RECORDED DATA Start Marker

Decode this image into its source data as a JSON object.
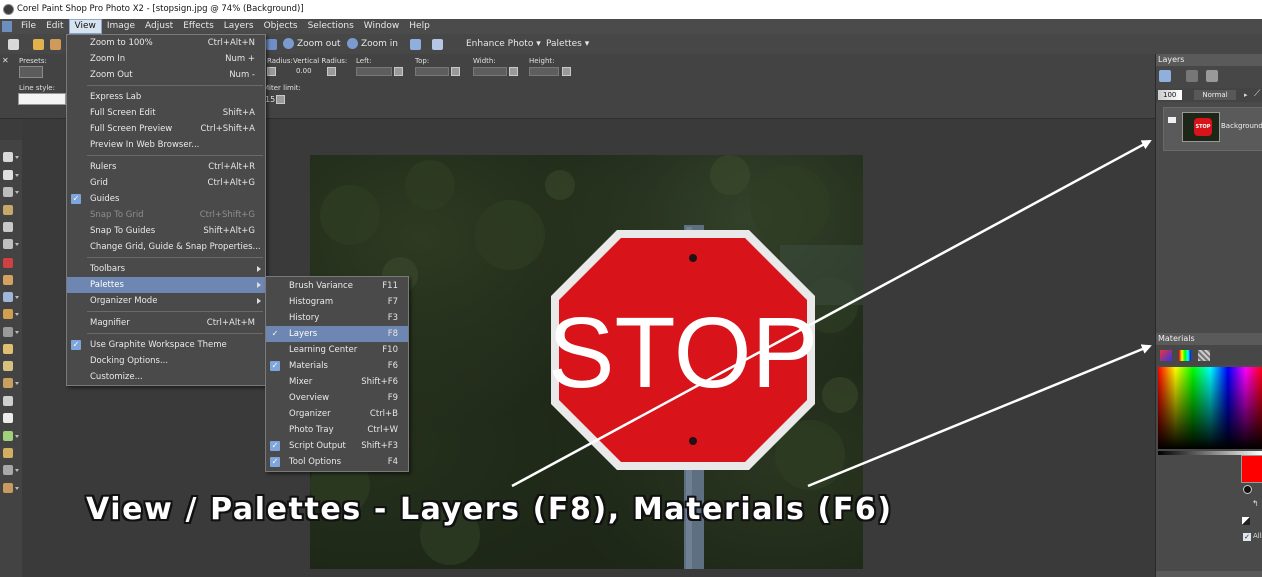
{
  "window": {
    "title": "Corel Paint Shop Pro Photo X2 - [stopsign.jpg @  74% (Background)]"
  },
  "menubar": [
    "File",
    "Edit",
    "View",
    "Image",
    "Adjust",
    "Effects",
    "Layers",
    "Objects",
    "Selections",
    "Window",
    "Help"
  ],
  "toolbar": {
    "zoom_out": "Zoom out",
    "zoom_in": "Zoom in",
    "enhance_photo": "Enhance Photo",
    "palettes": "Palettes"
  },
  "options_bar": {
    "presets_label": "Presets:",
    "line_style_label": "Line style:",
    "radius_label": "Radius:",
    "vertical_radius_label": "Vertical Radius:",
    "vertical_radius_value": "0.00",
    "left_label": "Left:",
    "top_label": "Top:",
    "width_label": "Width:",
    "height_label": "Height:",
    "miter_limit_label": "Miter limit:",
    "miter_limit_value": "15"
  },
  "view_menu": [
    {
      "label": "Zoom to 100%",
      "shortcut": "Ctrl+Alt+N"
    },
    {
      "label": "Zoom In",
      "shortcut": "Num +"
    },
    {
      "label": "Zoom Out",
      "shortcut": "Num -"
    },
    {
      "label": "Express Lab",
      "shortcut": ""
    },
    {
      "label": "Full Screen Edit",
      "shortcut": "Shift+A"
    },
    {
      "label": "Full Screen Preview",
      "shortcut": "Ctrl+Shift+A"
    },
    {
      "label": "Preview In Web Browser...",
      "shortcut": ""
    },
    {
      "label": "Rulers",
      "shortcut": "Ctrl+Alt+R"
    },
    {
      "label": "Grid",
      "shortcut": "Ctrl+Alt+G"
    },
    {
      "label": "Guides",
      "shortcut": ""
    },
    {
      "label": "Snap To Grid",
      "shortcut": "Ctrl+Shift+G"
    },
    {
      "label": "Snap To Guides",
      "shortcut": "Shift+Alt+G"
    },
    {
      "label": "Change Grid, Guide & Snap Properties...",
      "shortcut": ""
    },
    {
      "label": "Toolbars",
      "shortcut": ""
    },
    {
      "label": "Palettes",
      "shortcut": ""
    },
    {
      "label": "Organizer Mode",
      "shortcut": ""
    },
    {
      "label": "Magnifier",
      "shortcut": "Ctrl+Alt+M"
    },
    {
      "label": "Use Graphite Workspace Theme",
      "shortcut": ""
    },
    {
      "label": "Docking Options...",
      "shortcut": ""
    },
    {
      "label": "Customize...",
      "shortcut": ""
    }
  ],
  "palettes_menu": [
    {
      "label": "Brush Variance",
      "shortcut": "F11"
    },
    {
      "label": "Histogram",
      "shortcut": "F7"
    },
    {
      "label": "History",
      "shortcut": "F3"
    },
    {
      "label": "Layers",
      "shortcut": "F8"
    },
    {
      "label": "Learning Center",
      "shortcut": "F10"
    },
    {
      "label": "Materials",
      "shortcut": "F6"
    },
    {
      "label": "Mixer",
      "shortcut": "Shift+F6"
    },
    {
      "label": "Overview",
      "shortcut": "F9"
    },
    {
      "label": "Organizer",
      "shortcut": "Ctrl+B"
    },
    {
      "label": "Photo Tray",
      "shortcut": "Ctrl+W"
    },
    {
      "label": "Script Output",
      "shortcut": "Shift+F3"
    },
    {
      "label": "Tool Options",
      "shortcut": "F4"
    }
  ],
  "layers_panel": {
    "title": "Layers",
    "opacity": "100",
    "blend_mode": "Normal",
    "layer_name": "Background"
  },
  "materials_panel": {
    "title": "Materials",
    "all_tools_label": "All"
  },
  "stop_sign_text": "STOP",
  "thumbnail_text": "STOP",
  "caption": "View / Palettes - Layers (F8), Materials (F6)",
  "colors": {
    "menu_highlight": "#6e86b2",
    "stop_red": "#d8131a",
    "check_blue": "#7ea6dd"
  }
}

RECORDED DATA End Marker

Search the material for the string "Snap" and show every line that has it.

      "label": "Snap To Grid",
      "label": "Snap To Guides",
      "label": "Change Grid, Guide & Snap Properties...",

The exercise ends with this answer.